The definition of corporate “endpoints” is constantly evolving, and securing those endpoints is becoming increasingly complex for enterprises. As the SANS Institute points out in its March 2016 Endpoint Security Survey, endpoints now include non-traditional computing devices or "things," and IT professionals are becoming aware of the fact that those endpoints require different thinking around security.
"As the perimeter continues to dissolve and end-user technology continues to evolve, more endpoints are being exposed to external threats," according to G. W. Ray Davidson, author of the survey and a mentor at SANS, which is the largest provider of cyber security training and certification to professionals at government organizations and commercial institutions worldwide.
Respondents to the survey reported having traditional endpoints, including desktops, laptops and servers. But non-traditional endpoints such as printers, point-of-sale (POS) devices and even wearables are now being connected to networks.
The SANS study found a direct correlation between endpoint security management and resulting breaches, starting with desktops, laptops and servers, which are still the source of most breaches.
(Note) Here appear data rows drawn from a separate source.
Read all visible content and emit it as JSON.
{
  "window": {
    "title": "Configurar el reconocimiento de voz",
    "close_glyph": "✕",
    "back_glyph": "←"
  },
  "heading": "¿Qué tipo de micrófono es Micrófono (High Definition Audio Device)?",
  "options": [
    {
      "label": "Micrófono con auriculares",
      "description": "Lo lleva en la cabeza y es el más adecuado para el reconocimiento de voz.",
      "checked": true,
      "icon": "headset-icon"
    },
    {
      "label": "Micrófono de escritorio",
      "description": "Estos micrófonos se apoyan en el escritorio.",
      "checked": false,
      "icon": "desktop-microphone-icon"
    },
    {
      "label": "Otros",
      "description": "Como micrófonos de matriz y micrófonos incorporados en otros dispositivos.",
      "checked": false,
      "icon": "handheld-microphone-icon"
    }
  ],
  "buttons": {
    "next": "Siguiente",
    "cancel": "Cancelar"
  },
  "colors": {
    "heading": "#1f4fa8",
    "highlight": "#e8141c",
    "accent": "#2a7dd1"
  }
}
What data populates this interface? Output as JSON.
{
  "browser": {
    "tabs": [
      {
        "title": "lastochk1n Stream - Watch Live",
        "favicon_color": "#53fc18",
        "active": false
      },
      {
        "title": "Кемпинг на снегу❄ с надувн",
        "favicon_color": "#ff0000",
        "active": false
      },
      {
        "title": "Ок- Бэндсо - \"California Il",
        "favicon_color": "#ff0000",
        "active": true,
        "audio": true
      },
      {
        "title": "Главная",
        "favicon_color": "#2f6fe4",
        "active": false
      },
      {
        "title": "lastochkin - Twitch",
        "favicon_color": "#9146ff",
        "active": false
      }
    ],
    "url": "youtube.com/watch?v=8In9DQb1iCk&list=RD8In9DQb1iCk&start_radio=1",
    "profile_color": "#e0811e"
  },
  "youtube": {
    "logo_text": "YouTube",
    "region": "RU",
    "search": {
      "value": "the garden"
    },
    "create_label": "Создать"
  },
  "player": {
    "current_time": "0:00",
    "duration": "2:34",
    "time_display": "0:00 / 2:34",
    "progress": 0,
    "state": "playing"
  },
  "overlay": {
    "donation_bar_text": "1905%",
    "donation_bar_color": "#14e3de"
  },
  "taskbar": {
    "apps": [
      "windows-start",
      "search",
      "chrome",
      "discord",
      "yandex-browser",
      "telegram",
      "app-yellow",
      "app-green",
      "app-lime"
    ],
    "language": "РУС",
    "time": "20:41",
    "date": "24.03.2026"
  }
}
Some 44% of respondents indicated they had experienced an endpoint compromise within the past two years, and 85% of those involved desktops, 68% involved laptops and 55% affected servers.
A large majority (86%) consider desktops to be endpoints that should be managed and protected, and 79% feel the same way about servers. But only 74% of respondents report including desktops and/or servers in their security programs. Another 72% consider employer-owned mobile devices to be endpoints worth protecting, but 54% cover them in their programs.
"Enterprises of all sizes are facing a variety of new organizational and technological challenges in addressing the increased exposure," Davidson says.
To help address the security and management challenges of ever-growing numbers of endpoint devices, organizations need to adopt a centralized, or unified, endpoint management strategy. As noted in a CIO Insight executive brief sponsored by Bitdefender, organizations using legacy security systems that were designed for traditional data center environments suffer from high costs, increased risk and a competitive disadvantage.
Modern security systems that enable centralized management of endpoints can become proactive business enablers—rather than solutions that only react to issues after the event. Although upgrading IT security systems requires an investment, for many organizations the cost of not doing anything is even higher, the brief points out.
Security solutions should be “innovative enough to close the protection gap between legacy and new data center solutions,” the article states. “Such solutions remove multiple points of potential failure, including common points of failure like AV storms and boot-time security gaps.” They prevent security management, and therefore policy, from being spread across disparate consoles, and they ensure scalability and high-availability of management and protection mechanisms, it says.
Many legacy security infrastructures are cobbled together via point solutions, either due to mergers and acquisitions, preferred vendors of former staff, the article says, or due to organic growth and piecemeal adoption of different security technologies. These types of environments in many cases are not efficient in terms of data protection and management.
More up-to-date IT security platforms can deliver multiple levels of security, including the protection of physical endpoints, virtual endpoints and mobile devices. They also leverage the power of cloud computing, eliminating the challenge of hosting and maintaining the hardware for workloads as well as security management.
As the brief points out, enterprises need to look for security vendors that can help them provide security across the various types of devices, work across virtualization platforms and operating systems, and provide centralized management for all of these elements.
“This alone is a significant business enabler because it gives IT managers a single view and a single console to set policies, freeing the security team and IT [administrators] to deal with other tasks,” the article says. “The cost savings, management improvements, and advantages in policy management are realized when internal groups no longer struggle with patchwork security for endpoints.”
Unified security platforms take up fewer resources, such as time and money, around installation, training and management. As a result, more resources can go toward meeting business goals.
The management and security of endpoints will become even more challenging in the coming years, as more companies adopt an Internet of Things (IoT) strategy in which they connect countless devices, objects and sensors to the Internet.
To help maintain control of this environment and protect data resources, it makes sense to look at solutions that provide centralized and unified capabilities for keeping endpoints secure.